Ocean clean-up is short-term solution
According to Wagner, there are two main reasons we need to extend our concern to freshwater pollutants. First, removing as much plastic as possible from the ocean is only a short-term solution. In the long run, we need to trace the sources of pollution and stop the problem there.
New research shows that most marine debris originates on land. This is especially true in Asia and Africa, where rivers transport much of the plastic waste to the sea due to inadequate disposal and handling of landfill, industrial and general wastes. So, to prevent more plastic from ending up in the ocean, we have to start on land.
The second reason is that rivers aren’t just waterways that carry water – and trash – to the sea. “Rivers are wonderful and complex ecosystems in themselves. We should be just as aware of how plastic pollution affects them,” Wagner says.

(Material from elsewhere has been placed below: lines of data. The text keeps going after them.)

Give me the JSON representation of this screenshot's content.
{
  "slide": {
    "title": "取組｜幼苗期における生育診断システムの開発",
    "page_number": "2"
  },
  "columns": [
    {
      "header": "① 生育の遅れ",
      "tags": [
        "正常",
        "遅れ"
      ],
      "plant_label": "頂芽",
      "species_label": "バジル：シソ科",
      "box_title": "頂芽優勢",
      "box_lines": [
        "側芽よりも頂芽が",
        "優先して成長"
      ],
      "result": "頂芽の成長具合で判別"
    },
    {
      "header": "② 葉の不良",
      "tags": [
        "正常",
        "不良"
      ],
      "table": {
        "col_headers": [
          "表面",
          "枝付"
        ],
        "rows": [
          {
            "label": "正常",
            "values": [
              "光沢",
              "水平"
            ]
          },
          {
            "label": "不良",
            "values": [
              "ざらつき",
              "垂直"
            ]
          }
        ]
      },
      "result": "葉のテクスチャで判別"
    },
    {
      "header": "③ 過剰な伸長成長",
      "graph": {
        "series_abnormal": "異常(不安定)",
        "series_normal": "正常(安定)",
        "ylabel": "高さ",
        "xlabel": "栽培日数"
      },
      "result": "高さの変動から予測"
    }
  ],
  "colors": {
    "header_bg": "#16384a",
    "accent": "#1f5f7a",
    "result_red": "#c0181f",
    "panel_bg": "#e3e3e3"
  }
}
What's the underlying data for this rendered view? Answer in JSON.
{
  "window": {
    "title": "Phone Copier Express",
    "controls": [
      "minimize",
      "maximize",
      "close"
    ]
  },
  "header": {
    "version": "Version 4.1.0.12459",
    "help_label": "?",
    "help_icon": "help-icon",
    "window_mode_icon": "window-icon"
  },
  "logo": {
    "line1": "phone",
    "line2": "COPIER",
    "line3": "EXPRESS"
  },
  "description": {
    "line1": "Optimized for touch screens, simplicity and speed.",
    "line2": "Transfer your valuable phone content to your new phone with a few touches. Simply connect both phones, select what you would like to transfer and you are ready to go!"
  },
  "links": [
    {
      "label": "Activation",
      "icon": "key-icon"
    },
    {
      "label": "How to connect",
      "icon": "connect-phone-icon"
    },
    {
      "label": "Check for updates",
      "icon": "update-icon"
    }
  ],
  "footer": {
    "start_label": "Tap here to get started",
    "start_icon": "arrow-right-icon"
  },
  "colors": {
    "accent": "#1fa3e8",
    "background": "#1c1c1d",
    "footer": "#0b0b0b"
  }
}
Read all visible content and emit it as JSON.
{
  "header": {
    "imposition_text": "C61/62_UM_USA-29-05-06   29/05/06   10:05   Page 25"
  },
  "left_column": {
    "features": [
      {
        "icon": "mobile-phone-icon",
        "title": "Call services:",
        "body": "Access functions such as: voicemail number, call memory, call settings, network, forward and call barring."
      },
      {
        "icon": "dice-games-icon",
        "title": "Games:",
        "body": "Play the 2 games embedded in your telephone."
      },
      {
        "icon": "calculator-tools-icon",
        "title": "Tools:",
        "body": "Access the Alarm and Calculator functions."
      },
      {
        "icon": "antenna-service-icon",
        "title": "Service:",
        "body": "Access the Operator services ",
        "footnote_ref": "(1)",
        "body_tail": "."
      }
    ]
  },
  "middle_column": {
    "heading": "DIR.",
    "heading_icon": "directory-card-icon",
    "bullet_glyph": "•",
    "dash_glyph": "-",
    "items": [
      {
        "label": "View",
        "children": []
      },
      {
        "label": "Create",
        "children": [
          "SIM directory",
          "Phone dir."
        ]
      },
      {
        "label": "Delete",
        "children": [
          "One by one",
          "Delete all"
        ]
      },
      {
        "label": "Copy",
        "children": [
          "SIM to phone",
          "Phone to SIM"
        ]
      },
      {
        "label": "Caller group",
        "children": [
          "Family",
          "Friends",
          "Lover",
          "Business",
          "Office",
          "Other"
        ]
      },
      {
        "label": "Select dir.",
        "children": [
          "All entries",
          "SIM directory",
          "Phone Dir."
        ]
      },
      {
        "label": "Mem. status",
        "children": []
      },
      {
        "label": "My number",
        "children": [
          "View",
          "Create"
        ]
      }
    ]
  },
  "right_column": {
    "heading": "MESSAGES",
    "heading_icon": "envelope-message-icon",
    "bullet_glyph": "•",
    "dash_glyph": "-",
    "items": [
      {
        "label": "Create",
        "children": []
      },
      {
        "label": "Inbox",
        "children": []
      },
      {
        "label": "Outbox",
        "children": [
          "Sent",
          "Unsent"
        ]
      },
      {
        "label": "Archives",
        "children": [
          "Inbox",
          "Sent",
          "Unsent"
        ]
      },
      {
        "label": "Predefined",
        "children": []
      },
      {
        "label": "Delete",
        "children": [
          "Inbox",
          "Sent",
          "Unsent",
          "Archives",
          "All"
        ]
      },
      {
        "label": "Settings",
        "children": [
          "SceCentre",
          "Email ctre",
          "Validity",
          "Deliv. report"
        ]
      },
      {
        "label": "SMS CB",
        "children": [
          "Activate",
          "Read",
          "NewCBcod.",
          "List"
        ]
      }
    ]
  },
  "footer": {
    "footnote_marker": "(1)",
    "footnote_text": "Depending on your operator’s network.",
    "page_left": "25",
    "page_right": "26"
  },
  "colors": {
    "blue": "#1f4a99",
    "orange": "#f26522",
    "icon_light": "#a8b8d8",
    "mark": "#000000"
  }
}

Scarce knowledge about freshwater contaminants
One main challenge is a lack of knowledge about the amount of plastic contamination and where it comes from.
Wagner says that currently no data exists to compare the amount of plastic in marine and freshwater environments. “We also don’t know how much plastic there is in rivers and lakes. This is crucial knowledge to be able to identify and understand the most important sources of plastic litter – which in turn is essential to find effective solutions to the problem,” he says.
“Plastics break down into microplastics. We know very little about the impact of microplastics on ecosystems, whether we’re talking about freshwater or oceans,” says Wagner. “Long-term experiments and new methods are needed to find out how microplastics affect nature – and us."
Complex problem – complex solutions
Plastics in rivers, plastics in oceans. Most people find this situation disturbing and think it should be prevented. At the same time, we live in a plastic age where we’re surrounded by plastic products that are easy to get and easy to throw away. A lot of actors are involved in the life cycle of plastic products – from the chemical industry and plastic manufacturers to garbage collectors and regulatory authorities.
A complex problem requires complex solutions. In a new, freely available online book, researchers Martin Wagner and co-editor Scott Lambert of Goethe University Frankfurt in Germany have gathered challenges and solutions related to plastic pollution in freshwater environments. Experts in disciplines ranging from nanotechnology to social science have written the book’s chapters.
Wagner and the authors of the book believe it’s important to include the social perspective. “In many cases, it’s society and not research that contributes to the biggest difference when looking at solutions. We’re seeing an ever-increasing political and social movement to combat plastic waste,” Wagner says.
The book outlines some solutions to plastic contamination: We need to find out where the plastic originates and how much is released into the environment. Actors at every part of the plastic life cycle chain need to think in new ways. These measures will enable us to address a situation with less waste and new business models. It’s also important for all of us as consumers to become conscious of and accountable for our actions.
Wagner hopes the new book about plastic pollution in freshwater environments will serve to highlight the issue, and sees it as one step along the way. He emphasizes that we mustn’t stop caring about marine debris, but that we have to also look at freshwater plastic contamination.
This article appears courtesy of Gemini Research News and may be found in its original form here.
The opinions expressed herein are the author's and not necessarily those of The Maritime Executive.